    Attached Images Attached Images
    Scott
    Nikon D700, D300, 50mm 1.8, 85mm 1.8, 105mm f2.8, 28-75 f2.8, 35-70 f2.8, 80-200 f2.8

  10. #10
    Tzetsin's Avatar
    Tzetsin is offline dPS +1000 Club
    Join Date
    Nov 2010
    Posts
    2,635

    Default

    Quote Originally Posted by scootermcq View Post
    I dug this one out of the recycle bin to experiment on. I axed it for a few reason, but one of them was the sky. I did not think I would be able to pull any detail back in and did not try because I did not like the picture anyway. I tried your tut on this, and it brought back the sky pretty slick. Thanks again.
    You could probably also use this same technique to brush a little more detail into the dress without changing the exposure of the dress if you know what I mean. Those white dresses can be a real PITA.
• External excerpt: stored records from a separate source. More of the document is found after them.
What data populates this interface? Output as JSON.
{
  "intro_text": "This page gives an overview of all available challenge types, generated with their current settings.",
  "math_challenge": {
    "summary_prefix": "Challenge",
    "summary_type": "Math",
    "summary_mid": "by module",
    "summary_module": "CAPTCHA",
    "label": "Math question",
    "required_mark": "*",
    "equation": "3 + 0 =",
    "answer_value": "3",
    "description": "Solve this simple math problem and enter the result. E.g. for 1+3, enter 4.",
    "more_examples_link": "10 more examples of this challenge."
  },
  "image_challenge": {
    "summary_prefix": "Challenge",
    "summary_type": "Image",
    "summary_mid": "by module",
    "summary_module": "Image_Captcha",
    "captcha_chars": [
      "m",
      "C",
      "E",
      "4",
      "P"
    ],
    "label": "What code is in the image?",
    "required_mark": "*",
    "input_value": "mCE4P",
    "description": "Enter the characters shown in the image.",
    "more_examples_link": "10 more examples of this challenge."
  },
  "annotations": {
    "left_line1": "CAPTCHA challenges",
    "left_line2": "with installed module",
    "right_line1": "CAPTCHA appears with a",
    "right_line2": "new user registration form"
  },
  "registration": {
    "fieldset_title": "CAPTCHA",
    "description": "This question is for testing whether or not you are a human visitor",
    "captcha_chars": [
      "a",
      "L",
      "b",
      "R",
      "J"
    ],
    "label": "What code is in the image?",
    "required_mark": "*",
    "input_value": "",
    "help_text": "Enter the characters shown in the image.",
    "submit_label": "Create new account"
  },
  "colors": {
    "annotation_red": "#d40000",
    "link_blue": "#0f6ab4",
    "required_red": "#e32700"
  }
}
Page 1 of 2 12 Last

Posting Permissions

  • You may not post new threads
  • You may not post replies
  • You may not post attachments
  • You may not edit your posts
  •  

Log in

Log in